Data supplied
----------

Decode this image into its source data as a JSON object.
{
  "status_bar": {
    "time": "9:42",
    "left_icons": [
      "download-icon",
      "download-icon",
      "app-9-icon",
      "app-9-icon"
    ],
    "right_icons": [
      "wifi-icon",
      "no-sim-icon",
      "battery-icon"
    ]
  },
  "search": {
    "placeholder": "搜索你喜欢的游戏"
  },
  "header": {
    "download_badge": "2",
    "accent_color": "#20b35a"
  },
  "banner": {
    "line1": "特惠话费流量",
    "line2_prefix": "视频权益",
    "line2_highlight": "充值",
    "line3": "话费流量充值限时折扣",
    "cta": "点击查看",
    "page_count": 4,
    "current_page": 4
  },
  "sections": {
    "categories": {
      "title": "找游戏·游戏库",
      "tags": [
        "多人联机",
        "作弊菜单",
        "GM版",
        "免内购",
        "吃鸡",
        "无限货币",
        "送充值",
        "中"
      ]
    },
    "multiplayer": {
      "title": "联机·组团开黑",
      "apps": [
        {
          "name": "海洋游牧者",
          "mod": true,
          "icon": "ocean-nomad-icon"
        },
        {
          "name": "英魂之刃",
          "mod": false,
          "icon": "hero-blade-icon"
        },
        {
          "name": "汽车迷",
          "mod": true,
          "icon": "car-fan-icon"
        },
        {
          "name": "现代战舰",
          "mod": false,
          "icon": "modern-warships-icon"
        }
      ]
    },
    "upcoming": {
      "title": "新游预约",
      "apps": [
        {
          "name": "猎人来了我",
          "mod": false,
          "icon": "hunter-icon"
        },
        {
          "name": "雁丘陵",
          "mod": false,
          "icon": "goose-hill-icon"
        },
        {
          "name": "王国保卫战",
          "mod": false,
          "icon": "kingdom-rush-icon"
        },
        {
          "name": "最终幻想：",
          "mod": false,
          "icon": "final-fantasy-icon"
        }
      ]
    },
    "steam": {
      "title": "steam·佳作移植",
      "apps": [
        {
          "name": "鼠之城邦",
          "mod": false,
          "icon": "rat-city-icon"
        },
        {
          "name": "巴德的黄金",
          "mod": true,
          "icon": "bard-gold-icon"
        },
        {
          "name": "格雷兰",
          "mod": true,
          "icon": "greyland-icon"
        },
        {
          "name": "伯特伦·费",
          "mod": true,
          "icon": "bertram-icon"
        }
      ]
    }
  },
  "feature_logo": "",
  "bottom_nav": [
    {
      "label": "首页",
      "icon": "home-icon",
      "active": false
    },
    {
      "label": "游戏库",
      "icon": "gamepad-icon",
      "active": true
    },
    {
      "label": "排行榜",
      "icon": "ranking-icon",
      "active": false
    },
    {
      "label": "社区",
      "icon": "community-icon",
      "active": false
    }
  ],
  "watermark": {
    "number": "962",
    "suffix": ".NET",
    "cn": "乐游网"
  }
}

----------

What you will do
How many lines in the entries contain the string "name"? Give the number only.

Result of the exercise
12